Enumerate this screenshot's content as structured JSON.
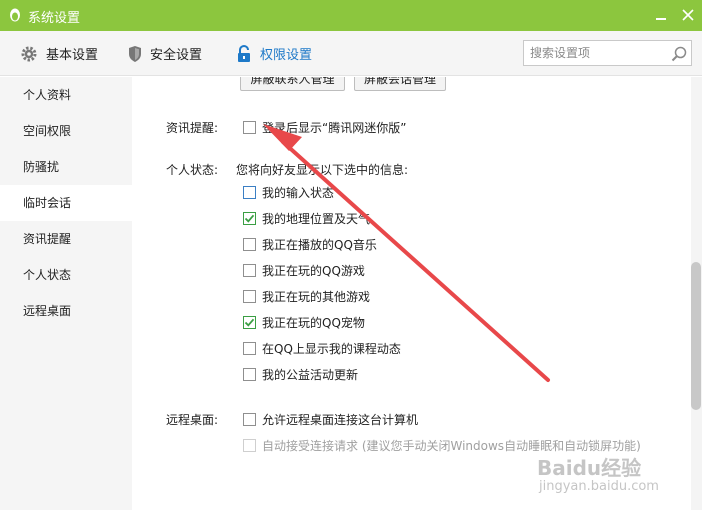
{
  "window": {
    "title": "系统设置",
    "icon": "qq-penguin-icon",
    "accent": "#8cc63e"
  },
  "topnav": {
    "tabs": [
      {
        "label": "基本设置",
        "icon": "gear-icon"
      },
      {
        "label": "安全设置",
        "icon": "shield-icon"
      },
      {
        "label": "权限设置",
        "icon": "lock-icon"
      }
    ],
    "active_tab": "权限设置",
    "search_placeholder": "搜索设置项"
  },
  "sidebar": {
    "items": [
      {
        "label": "个人资料"
      },
      {
        "label": "空间权限"
      },
      {
        "label": "防骚扰"
      },
      {
        "label": "临时会话"
      },
      {
        "label": "资讯提醒"
      },
      {
        "label": "个人状态"
      },
      {
        "label": "远程桌面"
      }
    ],
    "active_item": "临时会话"
  },
  "main": {
    "buttons": {
      "contact": "屏蔽联系人管理",
      "session": "屏蔽会话管理"
    },
    "news": {
      "label": "资讯提醒:",
      "option": {
        "label": "登录后显示“腾讯网迷你版”",
        "checked": false
      }
    },
    "status": {
      "label": "个人状态:",
      "description": "您将向好友显示以下选中的信息:",
      "options": [
        {
          "label": "我的输入状态",
          "checked": false
        },
        {
          "label": "我的地理位置及天气",
          "checked": true
        },
        {
          "label": "我正在播放的QQ音乐",
          "checked": false
        },
        {
          "label": "我正在玩的QQ游戏",
          "checked": false
        },
        {
          "label": "我正在玩的其他游戏",
          "checked": false
        },
        {
          "label": "我正在玩的QQ宠物",
          "checked": true
        },
        {
          "label": "在QQ上显示我的课程动态",
          "checked": false
        },
        {
          "label": "我的公益活动更新",
          "checked": false
        }
      ]
    },
    "remote": {
      "label": "远程桌面:",
      "options": [
        {
          "label": "允许远程桌面连接这台计算机",
          "checked": false,
          "enabled": true
        },
        {
          "label": "自动接受连接请求 (建议您手动关闭Windows自动睡眠和自动锁屏功能)",
          "checked": false,
          "enabled": false
        }
      ]
    }
  },
  "annotation": {
    "color": "#e8484a"
  },
  "watermark": {
    "text": "Baidu经验",
    "sub": "jingyan.baidu.com"
  }
}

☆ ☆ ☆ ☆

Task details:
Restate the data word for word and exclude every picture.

Exercise solution:
Enumerate this screenshot's content as structured JSON.
{
  "window": {
    "title": "系统设置",
    "icon": "qq-penguin-icon",
    "accent": "#8cc63e"
  },
  "topnav": {
    "tabs": [
      {
        "label": "基本设置",
        "icon": "gear-icon"
      },
      {
        "label": "安全设置",
        "icon": "shield-icon"
      },
      {
        "label": "权限设置",
        "icon": "lock-icon"
      }
    ],
    "active_tab": "权限设置",
    "search_placeholder": "搜索设置项"
  },
  "sidebar": {
    "items": [
      {
        "label": "个人资料"
      },
      {
        "label": "空间权限"
      },
      {
        "label": "防骚扰"
      },
      {
        "label": "临时会话"
      },
      {
        "label": "资讯提醒"
      },
      {
        "label": "个人状态"
      },
      {
        "label": "远程桌面"
      }
    ],
    "active_item": "临时会话"
  },
  "main": {
    "buttons": {
      "contact": "屏蔽联系人管理",
      "session": "屏蔽会话管理"
    },
    "news": {
      "label": "资讯提醒:",
      "option": {
        "label": "登录后显示“腾讯网迷你版”",
        "checked": false
      }
    },
    "status": {
      "label": "个人状态:",
      "description": "您将向好友显示以下选中的信息:",
      "options": [
        {
          "label": "我的输入状态",
          "checked": false
        },
        {
          "label": "我的地理位置及天气",
          "checked": true
        },
        {
          "label": "我正在播放的QQ音乐",
          "checked": false
        },
        {
          "label": "我正在玩的QQ游戏",
          "checked": false
        },
        {
          "label": "我正在玩的其他游戏",
          "checked": false
        },
        {
          "label": "我正在玩的QQ宠物",
          "checked": true
        },
        {
          "label": "在QQ上显示我的课程动态",
          "checked": false
        },
        {
          "label": "我的公益活动更新",
          "checked": false
        }
      ]
    },
    "remote": {
      "label": "远程桌面:",
      "options": [
        {
          "label": "允许远程桌面连接这台计算机",
          "checked": false,
          "enabled": true
        },
        {
          "label": "自动接受连接请求 (建议您手动关闭Windows自动睡眠和自动锁屏功能)",
          "checked": false,
          "enabled": false
        }
      ]
    }
  },
  "annotation": {
    "color": "#e8484a"
  },
  "watermark": {
    "text": "Baidu经验",
    "sub": "jingyan.baidu.com"
  }
}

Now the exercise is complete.